I sat in the back room of the UFC's headquarters in Las Vegas, amid the sounds of 'Are you mic'd up?' and 'Are we rolling?' as, one by one, these guys came in to talk to me. I felt like the team shrink. All I wanted to was to hear what it was really like for these guys on the Spike TV reality show. What goes on behind the cameras?
Just as my eyes started rolling to the back of my head and my recorder let out a string of beeps because it was overloaded with b.s. interviews (or maybe it, too, was crying out of desperation), this soft-spoken, wholesome mid-20-year-old, who looked more Abercrombie than badass, trudged in.
"So, what's it like here?" I asked, testing him with a softball question.
"It's been absolutely crazy," he said. "We've had a lot of drama in the house already."
Off to a good start.
"I had wine thrown in my eyes and a glass broken on me," he said. "Broke my arm open. [This guy's] been a big problem when he's drunk. He doesn't handle alcohol real well and was going around and throwing cashews and peanuts at everybody. I started to get into it and I reached for a handful of nuts and threw at him. So he threw wine in my eyes and broke the glass.
The floodgates just poured open. A peanut-throwing catfight.
I sat up straight, started fidgeting with my recorder to get it going again and continued to pry.
"Who else does everyone hate? How many fights do you guys into at the house? Who gets drunk the most?"
Yes, I was living up to the stereotype of a teenage-reality-show-phile, but I couldn't help myself. I like just had to know what happened next. Like, seriously. And I know I'm not alone. Even the hardcore MMA fans are dying to know who will be this season's Jesse Taylor just as much as they're waiting for the next Diego Sanchez. It's what makes the show ... a show.
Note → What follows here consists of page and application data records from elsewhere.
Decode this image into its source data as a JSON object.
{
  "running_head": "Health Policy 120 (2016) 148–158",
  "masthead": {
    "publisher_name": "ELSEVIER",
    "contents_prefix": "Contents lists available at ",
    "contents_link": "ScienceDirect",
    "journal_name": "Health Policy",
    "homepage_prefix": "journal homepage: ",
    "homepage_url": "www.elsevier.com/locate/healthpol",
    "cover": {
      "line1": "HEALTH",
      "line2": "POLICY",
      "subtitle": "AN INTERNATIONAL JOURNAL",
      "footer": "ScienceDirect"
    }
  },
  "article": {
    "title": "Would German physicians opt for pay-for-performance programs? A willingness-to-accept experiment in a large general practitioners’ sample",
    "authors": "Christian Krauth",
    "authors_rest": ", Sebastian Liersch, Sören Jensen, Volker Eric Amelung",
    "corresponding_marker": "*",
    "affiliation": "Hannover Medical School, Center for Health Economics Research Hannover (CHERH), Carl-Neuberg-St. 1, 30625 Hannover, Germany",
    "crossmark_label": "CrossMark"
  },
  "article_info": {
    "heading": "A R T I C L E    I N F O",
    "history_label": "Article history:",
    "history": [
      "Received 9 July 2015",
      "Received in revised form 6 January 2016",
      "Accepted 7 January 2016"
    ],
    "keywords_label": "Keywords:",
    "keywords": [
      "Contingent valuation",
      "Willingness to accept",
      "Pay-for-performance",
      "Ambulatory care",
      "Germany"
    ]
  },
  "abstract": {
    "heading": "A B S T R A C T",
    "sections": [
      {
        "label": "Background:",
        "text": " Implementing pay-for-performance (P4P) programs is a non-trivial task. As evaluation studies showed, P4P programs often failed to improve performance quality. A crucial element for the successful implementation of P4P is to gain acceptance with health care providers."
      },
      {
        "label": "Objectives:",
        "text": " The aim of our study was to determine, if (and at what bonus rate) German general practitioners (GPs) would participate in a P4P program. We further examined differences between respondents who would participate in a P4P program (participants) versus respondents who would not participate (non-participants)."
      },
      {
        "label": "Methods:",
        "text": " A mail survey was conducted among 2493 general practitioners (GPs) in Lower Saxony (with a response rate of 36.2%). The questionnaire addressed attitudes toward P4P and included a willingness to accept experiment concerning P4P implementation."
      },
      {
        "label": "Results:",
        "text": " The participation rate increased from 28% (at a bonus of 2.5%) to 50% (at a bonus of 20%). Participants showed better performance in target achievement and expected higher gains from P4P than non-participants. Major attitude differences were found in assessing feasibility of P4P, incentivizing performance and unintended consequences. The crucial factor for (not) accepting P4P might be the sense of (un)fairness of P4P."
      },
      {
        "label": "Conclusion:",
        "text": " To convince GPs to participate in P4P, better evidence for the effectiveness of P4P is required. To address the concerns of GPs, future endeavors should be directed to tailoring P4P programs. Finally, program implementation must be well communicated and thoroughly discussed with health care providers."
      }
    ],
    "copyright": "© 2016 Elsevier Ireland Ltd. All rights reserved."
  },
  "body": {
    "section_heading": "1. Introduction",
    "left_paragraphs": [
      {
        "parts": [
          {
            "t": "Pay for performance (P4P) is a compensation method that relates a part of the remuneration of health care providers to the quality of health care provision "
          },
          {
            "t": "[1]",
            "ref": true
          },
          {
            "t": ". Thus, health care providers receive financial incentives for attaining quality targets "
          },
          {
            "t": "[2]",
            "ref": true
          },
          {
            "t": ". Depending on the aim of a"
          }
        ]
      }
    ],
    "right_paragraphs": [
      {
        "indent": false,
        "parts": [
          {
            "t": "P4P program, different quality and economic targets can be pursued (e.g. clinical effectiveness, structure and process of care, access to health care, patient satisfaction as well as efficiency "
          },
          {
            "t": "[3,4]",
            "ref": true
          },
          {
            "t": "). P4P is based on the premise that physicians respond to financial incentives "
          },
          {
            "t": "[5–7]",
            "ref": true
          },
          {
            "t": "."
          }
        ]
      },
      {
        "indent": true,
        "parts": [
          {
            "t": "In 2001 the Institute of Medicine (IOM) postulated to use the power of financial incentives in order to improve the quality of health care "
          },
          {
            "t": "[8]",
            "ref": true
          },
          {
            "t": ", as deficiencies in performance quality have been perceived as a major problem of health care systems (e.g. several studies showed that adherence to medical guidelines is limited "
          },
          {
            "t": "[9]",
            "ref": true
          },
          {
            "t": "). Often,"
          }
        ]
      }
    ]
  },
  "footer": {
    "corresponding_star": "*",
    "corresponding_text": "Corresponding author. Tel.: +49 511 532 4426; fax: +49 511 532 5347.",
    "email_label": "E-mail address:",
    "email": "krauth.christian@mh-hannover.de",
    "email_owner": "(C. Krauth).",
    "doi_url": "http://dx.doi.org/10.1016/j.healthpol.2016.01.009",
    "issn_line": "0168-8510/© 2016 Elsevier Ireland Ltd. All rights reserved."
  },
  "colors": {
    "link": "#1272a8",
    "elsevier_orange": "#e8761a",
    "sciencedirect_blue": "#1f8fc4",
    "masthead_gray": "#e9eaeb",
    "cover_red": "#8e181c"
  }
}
There's a reason why the producers hung 40 cameras throughout the T.U.F. house, why 10 camera crews watched these guys like hawks 24/7 and why the laundry room of the house was transformed into a full-out production studio. D-R-A-M-A.
Face it, American Idol would be that much worse if Simon weren't obnoxious. And The Real World, oh The Real World. That girl Kim from the Hollywood season, I can't stand her! Orange County Choppers - who cares about the bike when daddy Paul and baby Paul are bickering? The Deadliest Catch - if the weather were always perfect and a crab-happy fisherman wer never thrown overboard, I'd be bored out of my mind. Don't lie. You love it too.
So while millions eagerly await the start of Season 8 to see Ryan Bader's standup game and the fighters give you the memorized insightful confessional about a fight, relax. I know why you really watch The Ultimate Fighter.